Menckens Ghost
Wacky, Whiney, Warped Women in Arizona Highways  

TUCSON - No doubt, the percentage of American women who are wacky equals the percentage of American men who are wacky, a percentage that seems to be growing by the day in this age of perpetual grievances, identity politics, virtue-signaling, and causes du jour.  But the focus of this commentary will be on wacky women, and in particular, two women who recently wrote letters to the editor of Arizona Highways magazine.

Known for its award-winning photography, Arizona Highways features sights, attractions and stories about Arizona, with a focus on the outdoors and the state's natural beauty.  The magazine is a place to escape from the humdrum of daily life, the commercialization of every aspect of human existence, and the nastiness, partisanship, tribalism, and depressing stupidity and hypocrisy of Americans, especially college-educated millennials, about politics, history and economics.

Opening Arizona Highways is akin to entering a cathedral or temple for quiet contemplation. 

To continue with this metaphor, the letters to the editor were akin to two women entering a holy place while screaming obscenities, as if possessed by a demon that only they could see.
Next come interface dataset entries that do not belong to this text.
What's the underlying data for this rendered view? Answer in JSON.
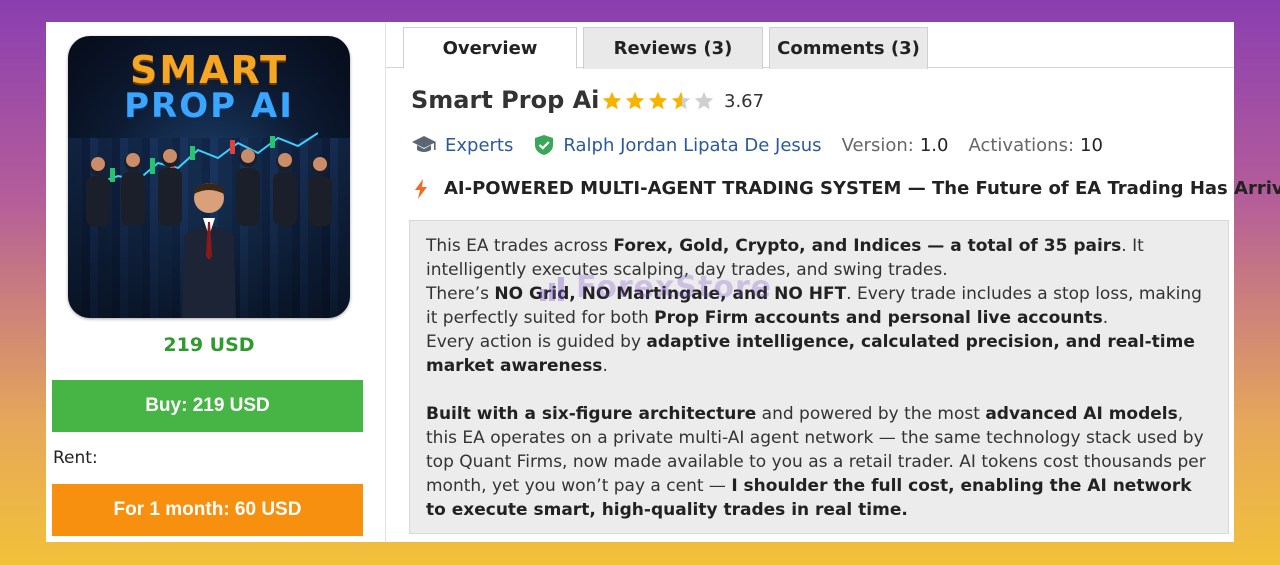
{
  "product": {
    "image_title_1": "SMART",
    "image_title_2": "PROP AI",
    "price": "219 USD",
    "buy_label": "Buy: 219 USD",
    "rent_label": "Rent:",
    "rent_option": "For 1 month: 60 USD"
  },
  "tabs": [
    {
      "label": "Overview",
      "active": true
    },
    {
      "label": "Reviews (3)",
      "active": false
    },
    {
      "label": "Comments (3)",
      "active": false
    }
  ],
  "header": {
    "title": "Smart Prop Ai",
    "rating": 3.67,
    "rating_text": "3.67",
    "category": "Experts",
    "author": "Ralph Jordan Lipata De Jesus",
    "version_label": "Version:",
    "version": "1.0",
    "activations_label": "Activations:",
    "activations": "10"
  },
  "headline": "AI-POWERED MULTI-AGENT TRADING SYSTEM — The Future of EA Trading Has Arrived",
  "description": {
    "p1_a": "This EA trades across ",
    "p1_b": "Forex, Gold, Crypto, and Indices — a total of 35 pairs",
    "p1_c": ". It intelligently executes scalping, day trades, and swing trades.",
    "p2_a": "There’s ",
    "p2_b": "NO Grid, NO Martingale, and NO HFT",
    "p2_c": ". Every trade includes a stop loss, making it perfectly suited for both ",
    "p2_d": "Prop Firm accounts and personal live accounts",
    "p2_e": ".",
    "p3_a": "Every action is guided by ",
    "p3_b": "adaptive intelligence, calculated precision, and real-time market awareness",
    "p3_c": ".",
    "p4_a": "Built with a six-figure architecture",
    "p4_b": " and powered by the most ",
    "p4_c": "advanced AI models",
    "p4_d": ", this EA operates on a private multi-AI agent network — the same technology stack used by top Quant Firms, now made available to you as a retail trader. AI tokens cost thousands per month, yet you won’t pay a cent — ",
    "p4_e": "I shoulder the full cost, enabling the AI network to execute smart, high-quality trades in real time."
  },
  "watermark": "ForexStore",
  "colors": {
    "price_green": "#2f9a2f",
    "buy_button": "#46b546",
    "rent_button": "#f7900f",
    "link": "#2b5a9c",
    "star": "#f5b400"
  },
  "icons": {
    "category": "graduation-cap-icon",
    "author": "verified-shield-icon",
    "headline": "lightning-bolt-icon"
  }
}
The letter to the editor from one of the two women was in response to a feature story in the previous edition about people who hiked and climbed in beautiful but remote and dangerous places.  A woman and her boyfriend were two of the people spotlighted in the story.  The woman had taken her boyfriend's lead in a hike, and the couple ended up having to spend an unplanned night outdoors without food.  Here's the letter:   

"I was deeply upset by No Exit Route. Women in the outdoor industry are continually struggling to be taken seriously, and choosing to elevate the voice of a woman who follows her boyfriend so blindly that she doesn't even take a granola bar as she rappels off a cliff isn't exciting, it's upholding stereotypes of women in the outdoor industry. Please consider your platform when choosing stories and voices, as I look forward to hearing about women who do things that reflect bold leadership."

 - Liz Pederson, Cottonwood, AZ

Well, Liz, I'm deeply upset that you were deeply upset over a woman following her boyfriend instead of vice versa, and over the outdoor industry engaging in stereotypes.  Thank goodness you don't engage in stereotypes.  And thank goodness my totally liberated wife of 36 years doesn't think like you.  She takes the lead in activities that she's good at and has an interest in, and she let's me take the lead in activities that I'm good at and have an interest in.  It's called division of labor, specialization, mutual respect, compromise and give and take.

Liz, to take a hypothetical example of such mutuality, if you and I were spouses and I didn't kill myself, I could help you in improving your bad writing and you could help me in learning how to make mountains out of molehills. 

Regarding the so-called outdoor industry, my wife and I shop for outdoor clothes at REI and Summit Hut, both of which have an equal representation of female and male sales clerks and outdoor experts, as well as equal floor space between female and male clothes and shoes.  As such, I don't know what the hell you're talking about.

In any event, Liz, I pray that Arizona Highways doesn't become cowed like other media into trying to appease gender fanatics like you.

* * *

The other letter to the editor by the other woman was in response to an article about a volunteer group that cleans up public lands, picking up litter, trash, appliances, car parts, and other debris increasingly thrown out by an increasing number of Americans who, judging by their behavior, have no civic pride but an abundance of hatred for their country.  Instead of thanking the group, the woman wrote this:

"I've just finished reading They Clean Up Nicely. My question is obvious: Why are the Keep Nature Wild volunteers using plastic bags to collect plastic? I was hoping the article would mention the group's use of biodegradable cellophane bags, but no luck. Can you clarify this for me?"

 - Michelle Myers, Sun City, AZ


Dear Michelle:  I took your letter personally.  You see, my wife and I pick up litter and trash, including drug paraphernalia, on our daily five-mile walks.  We carry used plastic supermarket bags for this purpose, because they fit easily in our pockets when empty, have handles that make them easy to carry when full, don't leak when wet goo is put in them, and can be tied tightly before discarding full ones in dumpsters along our walk so we don't have to lug trash around for miles.

Yes, Michelle, we know that the bags and their contents end up in a landfill, but in our way of thinking, this is better than leaving litter and trash on the side of the road made of materials that can take centuries to decompose and often end up in storm drains and washes, and from there into water supplies (and if along a coast, into the ocean).

Anyway, Michelle, I'm sorry that you disapprove of our community efforts and am sure that your efforts put ours to shame.  I can only hope that you meet Liz some day and go on a long hike with her and maybe even marry her, as both of you deserve each other and could spend the rest of your lives tormenting each other.